Last week, the importance of climate change education was formally recognized at the close of the Cancun climate talks. Parties at Friday’s final plenary session ratified Article 6 of the U.N. Framework Convention on Climate Change. A huge international victory, Article 6 provides a roadmap for countries to bolster climate change education, training and public awareness.
Climate change education in the United States is not currently well integrated into K-12 curricula. There is a gap that needs to be filled by formal education programs and tools to boost better understanding of climate science, its social dimensions and its technological implications.
By registering for free as an Eco-School, schools gain access to such resources, tools, curriculum guides and activities. One resource, the Zerofootprint Challenge, engages students in a race to reduce energy use and learn along the way. The Zerofootprint Foundation school competition enables students to take climate action into their own hands by competing to reduce their school’s energy consumption.
Eco-Schools USA and Zerofootprint work collaboratively with school districts to provide students with easy-to-use software and social networking tools to measure their carbon footprint, provoke competition and discover a new culture of energy use. For the remainder of the school year, students enter data for each month’s bills and watch their energy footprint change over time. To see an example of the software, visit http://usa.zerochallenge.org/.
Additionally, NWF’s Climate Classroom provides developmentally and age-appropriate curricula to educate students about the causes of and remedies for global warming. Visit the climateclassroom.org portal to learn more and choose from Climate Classroom Kids (for younger students) and Climate Classroom Teens to access lesson plans and activities.
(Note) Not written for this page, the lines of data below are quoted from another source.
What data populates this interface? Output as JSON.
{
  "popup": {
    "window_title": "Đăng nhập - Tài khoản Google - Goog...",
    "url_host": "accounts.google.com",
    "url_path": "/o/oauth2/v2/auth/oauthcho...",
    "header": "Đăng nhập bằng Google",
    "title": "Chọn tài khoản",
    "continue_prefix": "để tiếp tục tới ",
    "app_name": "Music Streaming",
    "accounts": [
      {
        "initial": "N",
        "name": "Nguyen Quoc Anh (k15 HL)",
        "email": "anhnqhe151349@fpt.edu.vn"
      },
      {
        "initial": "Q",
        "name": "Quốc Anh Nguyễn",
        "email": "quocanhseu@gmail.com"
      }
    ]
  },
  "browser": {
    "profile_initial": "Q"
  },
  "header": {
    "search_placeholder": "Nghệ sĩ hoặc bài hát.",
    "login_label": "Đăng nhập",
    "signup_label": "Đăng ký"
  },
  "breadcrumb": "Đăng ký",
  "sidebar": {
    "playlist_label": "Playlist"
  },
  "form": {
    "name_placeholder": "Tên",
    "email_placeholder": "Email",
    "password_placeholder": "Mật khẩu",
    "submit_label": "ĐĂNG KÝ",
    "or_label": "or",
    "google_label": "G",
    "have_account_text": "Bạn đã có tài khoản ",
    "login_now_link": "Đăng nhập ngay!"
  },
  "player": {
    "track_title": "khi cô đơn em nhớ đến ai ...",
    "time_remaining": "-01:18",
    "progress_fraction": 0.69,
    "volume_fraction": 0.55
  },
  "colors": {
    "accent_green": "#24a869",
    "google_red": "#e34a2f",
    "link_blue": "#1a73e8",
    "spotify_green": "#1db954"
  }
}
A high school curriculum developed by NWF and based on An Inconvenient Truth is also available for download on Climate Classroom Teens.
For more resources and curriculum guides for your school, visit eco-schoolsusa.org and register your school for free.